RAW DATA Start Marker

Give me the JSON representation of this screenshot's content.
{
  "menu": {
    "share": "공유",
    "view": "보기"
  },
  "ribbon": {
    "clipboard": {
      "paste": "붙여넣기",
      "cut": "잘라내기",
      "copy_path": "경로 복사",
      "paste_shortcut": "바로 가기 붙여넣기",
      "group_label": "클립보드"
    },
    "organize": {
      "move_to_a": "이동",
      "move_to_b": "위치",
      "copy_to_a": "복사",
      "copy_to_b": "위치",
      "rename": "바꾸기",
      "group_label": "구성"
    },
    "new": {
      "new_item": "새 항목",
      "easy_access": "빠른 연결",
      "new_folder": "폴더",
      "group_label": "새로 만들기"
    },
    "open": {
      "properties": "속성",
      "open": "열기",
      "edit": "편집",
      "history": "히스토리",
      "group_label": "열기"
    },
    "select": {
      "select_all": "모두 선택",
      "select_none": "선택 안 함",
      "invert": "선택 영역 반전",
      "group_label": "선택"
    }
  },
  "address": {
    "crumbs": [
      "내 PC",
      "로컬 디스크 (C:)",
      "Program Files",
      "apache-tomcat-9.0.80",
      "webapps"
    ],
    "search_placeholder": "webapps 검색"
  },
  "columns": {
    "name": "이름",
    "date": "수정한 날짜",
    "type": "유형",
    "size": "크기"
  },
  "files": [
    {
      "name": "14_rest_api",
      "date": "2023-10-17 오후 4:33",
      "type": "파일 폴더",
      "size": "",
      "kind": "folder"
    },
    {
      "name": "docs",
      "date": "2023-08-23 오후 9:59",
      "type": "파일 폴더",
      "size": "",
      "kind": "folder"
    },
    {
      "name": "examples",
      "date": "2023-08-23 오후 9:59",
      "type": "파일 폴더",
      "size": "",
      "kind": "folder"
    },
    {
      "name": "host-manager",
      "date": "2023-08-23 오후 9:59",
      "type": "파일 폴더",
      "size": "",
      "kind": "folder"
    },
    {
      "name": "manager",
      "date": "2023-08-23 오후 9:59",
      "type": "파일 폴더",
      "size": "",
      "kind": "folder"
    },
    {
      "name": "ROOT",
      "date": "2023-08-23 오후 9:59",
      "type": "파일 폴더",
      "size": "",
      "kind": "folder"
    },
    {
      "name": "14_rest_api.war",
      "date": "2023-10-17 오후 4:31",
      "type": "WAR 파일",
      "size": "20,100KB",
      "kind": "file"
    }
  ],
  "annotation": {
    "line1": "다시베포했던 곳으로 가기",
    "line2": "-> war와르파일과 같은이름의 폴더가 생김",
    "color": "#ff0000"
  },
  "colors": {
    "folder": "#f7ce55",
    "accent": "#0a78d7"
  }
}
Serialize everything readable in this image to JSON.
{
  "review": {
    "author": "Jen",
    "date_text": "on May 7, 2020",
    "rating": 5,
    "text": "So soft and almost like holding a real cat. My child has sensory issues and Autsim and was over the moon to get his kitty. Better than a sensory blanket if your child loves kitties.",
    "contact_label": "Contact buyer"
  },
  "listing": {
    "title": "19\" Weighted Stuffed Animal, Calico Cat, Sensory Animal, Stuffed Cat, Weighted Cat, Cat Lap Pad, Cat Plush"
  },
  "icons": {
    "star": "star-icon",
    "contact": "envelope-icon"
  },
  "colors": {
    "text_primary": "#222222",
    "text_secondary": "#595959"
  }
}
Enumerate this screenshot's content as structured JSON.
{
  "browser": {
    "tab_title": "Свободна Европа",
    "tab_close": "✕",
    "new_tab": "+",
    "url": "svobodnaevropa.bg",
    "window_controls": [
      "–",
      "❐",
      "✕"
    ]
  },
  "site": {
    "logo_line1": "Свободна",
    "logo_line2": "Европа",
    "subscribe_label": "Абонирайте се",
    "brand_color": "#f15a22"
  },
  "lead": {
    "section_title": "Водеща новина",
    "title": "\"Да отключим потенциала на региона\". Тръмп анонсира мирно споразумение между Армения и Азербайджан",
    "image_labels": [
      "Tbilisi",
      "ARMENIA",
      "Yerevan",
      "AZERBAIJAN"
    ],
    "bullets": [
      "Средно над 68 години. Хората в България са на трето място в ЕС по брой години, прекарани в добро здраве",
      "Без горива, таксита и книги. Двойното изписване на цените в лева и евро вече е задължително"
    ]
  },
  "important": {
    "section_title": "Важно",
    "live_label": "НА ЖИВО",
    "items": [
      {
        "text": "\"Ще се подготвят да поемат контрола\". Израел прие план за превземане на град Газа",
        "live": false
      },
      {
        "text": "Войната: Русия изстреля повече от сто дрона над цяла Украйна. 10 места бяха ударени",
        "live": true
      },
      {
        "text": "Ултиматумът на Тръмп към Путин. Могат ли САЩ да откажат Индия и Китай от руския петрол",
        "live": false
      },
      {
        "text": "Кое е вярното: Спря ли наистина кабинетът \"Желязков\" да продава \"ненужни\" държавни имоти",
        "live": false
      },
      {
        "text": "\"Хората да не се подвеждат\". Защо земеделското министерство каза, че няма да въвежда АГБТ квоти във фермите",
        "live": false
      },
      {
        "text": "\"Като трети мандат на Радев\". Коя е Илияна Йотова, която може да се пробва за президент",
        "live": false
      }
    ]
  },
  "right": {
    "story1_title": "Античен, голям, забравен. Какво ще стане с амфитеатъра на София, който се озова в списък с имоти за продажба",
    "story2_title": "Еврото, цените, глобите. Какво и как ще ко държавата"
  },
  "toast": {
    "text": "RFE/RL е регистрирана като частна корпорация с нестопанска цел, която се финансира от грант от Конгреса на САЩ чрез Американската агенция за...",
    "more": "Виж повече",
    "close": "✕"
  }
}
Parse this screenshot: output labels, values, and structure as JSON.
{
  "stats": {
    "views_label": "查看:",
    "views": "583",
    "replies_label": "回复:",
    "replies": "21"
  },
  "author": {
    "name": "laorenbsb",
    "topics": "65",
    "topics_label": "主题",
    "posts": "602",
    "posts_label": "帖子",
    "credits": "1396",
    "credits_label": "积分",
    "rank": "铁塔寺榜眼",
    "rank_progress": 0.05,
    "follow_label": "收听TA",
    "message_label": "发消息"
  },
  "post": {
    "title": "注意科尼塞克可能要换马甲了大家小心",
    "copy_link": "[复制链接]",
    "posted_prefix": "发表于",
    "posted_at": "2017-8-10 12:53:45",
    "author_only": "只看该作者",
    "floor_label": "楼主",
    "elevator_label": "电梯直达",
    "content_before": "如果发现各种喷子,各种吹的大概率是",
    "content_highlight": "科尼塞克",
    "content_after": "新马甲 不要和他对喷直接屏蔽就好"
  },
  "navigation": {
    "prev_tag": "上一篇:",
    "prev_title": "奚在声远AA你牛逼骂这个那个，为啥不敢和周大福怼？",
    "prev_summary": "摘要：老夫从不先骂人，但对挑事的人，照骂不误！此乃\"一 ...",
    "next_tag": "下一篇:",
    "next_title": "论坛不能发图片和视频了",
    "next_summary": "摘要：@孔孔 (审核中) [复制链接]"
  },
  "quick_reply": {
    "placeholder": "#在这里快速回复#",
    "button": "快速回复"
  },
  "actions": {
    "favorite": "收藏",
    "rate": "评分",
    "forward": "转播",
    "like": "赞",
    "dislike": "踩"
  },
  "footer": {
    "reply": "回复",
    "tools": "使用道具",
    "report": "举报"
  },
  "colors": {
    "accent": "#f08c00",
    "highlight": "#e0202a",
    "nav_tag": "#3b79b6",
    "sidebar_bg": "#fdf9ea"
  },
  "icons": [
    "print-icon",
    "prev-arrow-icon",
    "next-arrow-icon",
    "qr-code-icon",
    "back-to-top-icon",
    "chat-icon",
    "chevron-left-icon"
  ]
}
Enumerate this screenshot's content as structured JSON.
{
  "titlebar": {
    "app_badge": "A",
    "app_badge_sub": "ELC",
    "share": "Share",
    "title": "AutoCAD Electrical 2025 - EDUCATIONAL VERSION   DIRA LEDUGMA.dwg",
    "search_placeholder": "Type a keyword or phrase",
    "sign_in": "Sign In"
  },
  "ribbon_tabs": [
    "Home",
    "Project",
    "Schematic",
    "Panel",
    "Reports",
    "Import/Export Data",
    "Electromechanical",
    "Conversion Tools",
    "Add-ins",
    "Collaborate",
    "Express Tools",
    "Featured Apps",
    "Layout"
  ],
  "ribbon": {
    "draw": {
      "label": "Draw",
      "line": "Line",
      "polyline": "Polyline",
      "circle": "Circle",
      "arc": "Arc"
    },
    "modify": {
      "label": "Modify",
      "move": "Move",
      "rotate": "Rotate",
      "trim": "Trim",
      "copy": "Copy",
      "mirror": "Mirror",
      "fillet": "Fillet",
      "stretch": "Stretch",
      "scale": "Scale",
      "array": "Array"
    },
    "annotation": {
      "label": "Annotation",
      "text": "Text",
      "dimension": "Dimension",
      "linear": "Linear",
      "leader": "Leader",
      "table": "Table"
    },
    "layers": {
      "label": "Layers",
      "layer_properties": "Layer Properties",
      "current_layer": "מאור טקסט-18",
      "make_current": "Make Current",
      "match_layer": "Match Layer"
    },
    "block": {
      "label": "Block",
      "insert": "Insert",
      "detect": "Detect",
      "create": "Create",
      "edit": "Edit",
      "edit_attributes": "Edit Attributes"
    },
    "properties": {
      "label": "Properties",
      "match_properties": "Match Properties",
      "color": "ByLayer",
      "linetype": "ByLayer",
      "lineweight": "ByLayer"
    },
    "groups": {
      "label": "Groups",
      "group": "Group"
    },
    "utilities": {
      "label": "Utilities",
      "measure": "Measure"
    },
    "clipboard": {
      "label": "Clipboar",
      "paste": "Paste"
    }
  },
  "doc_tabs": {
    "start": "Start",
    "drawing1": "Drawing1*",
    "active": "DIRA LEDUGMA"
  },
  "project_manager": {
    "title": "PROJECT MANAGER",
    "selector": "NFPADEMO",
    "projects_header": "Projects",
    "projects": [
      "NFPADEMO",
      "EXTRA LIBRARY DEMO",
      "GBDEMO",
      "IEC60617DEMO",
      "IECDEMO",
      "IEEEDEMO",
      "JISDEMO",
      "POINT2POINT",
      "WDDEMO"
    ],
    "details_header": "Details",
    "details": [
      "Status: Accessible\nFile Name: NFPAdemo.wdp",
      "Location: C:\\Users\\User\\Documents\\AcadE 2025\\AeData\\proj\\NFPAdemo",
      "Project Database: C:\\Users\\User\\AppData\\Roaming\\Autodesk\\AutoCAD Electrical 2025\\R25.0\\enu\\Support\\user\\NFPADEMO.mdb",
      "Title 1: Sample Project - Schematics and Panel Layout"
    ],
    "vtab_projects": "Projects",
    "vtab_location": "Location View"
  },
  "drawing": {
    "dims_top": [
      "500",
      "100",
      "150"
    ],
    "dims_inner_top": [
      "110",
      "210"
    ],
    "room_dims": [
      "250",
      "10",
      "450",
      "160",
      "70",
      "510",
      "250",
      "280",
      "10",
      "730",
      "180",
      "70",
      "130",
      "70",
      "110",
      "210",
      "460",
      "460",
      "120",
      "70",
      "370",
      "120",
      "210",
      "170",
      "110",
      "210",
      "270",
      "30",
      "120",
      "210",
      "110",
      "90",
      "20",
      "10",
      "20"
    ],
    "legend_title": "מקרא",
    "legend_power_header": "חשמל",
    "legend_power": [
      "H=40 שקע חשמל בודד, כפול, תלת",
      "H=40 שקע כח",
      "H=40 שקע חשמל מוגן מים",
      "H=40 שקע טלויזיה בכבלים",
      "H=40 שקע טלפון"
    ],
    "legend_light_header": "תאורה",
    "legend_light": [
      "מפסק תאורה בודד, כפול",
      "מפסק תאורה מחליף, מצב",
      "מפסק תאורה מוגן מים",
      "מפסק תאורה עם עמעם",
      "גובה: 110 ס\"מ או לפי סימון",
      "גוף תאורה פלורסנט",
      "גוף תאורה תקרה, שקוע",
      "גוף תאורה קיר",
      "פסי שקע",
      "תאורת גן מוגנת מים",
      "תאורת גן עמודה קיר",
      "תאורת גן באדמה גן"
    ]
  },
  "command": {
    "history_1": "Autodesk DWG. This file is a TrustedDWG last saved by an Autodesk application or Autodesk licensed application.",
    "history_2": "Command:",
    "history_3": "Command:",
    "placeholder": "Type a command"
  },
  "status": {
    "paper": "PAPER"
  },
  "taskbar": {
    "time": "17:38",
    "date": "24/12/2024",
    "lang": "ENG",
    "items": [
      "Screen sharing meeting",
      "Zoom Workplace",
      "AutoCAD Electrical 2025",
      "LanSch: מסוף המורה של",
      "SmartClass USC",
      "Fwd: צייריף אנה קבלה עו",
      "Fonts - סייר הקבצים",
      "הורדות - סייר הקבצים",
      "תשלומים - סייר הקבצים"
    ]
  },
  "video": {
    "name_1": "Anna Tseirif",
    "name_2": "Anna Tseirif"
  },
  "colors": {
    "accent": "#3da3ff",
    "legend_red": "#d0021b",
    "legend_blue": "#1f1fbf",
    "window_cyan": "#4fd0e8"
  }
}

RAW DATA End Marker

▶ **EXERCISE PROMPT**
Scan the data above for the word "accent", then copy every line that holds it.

▶ **EXERCISE RESULT**
    "accent": "#0a78d7"
    "accent": "#f08c00",
    "accent": "#3da3ff",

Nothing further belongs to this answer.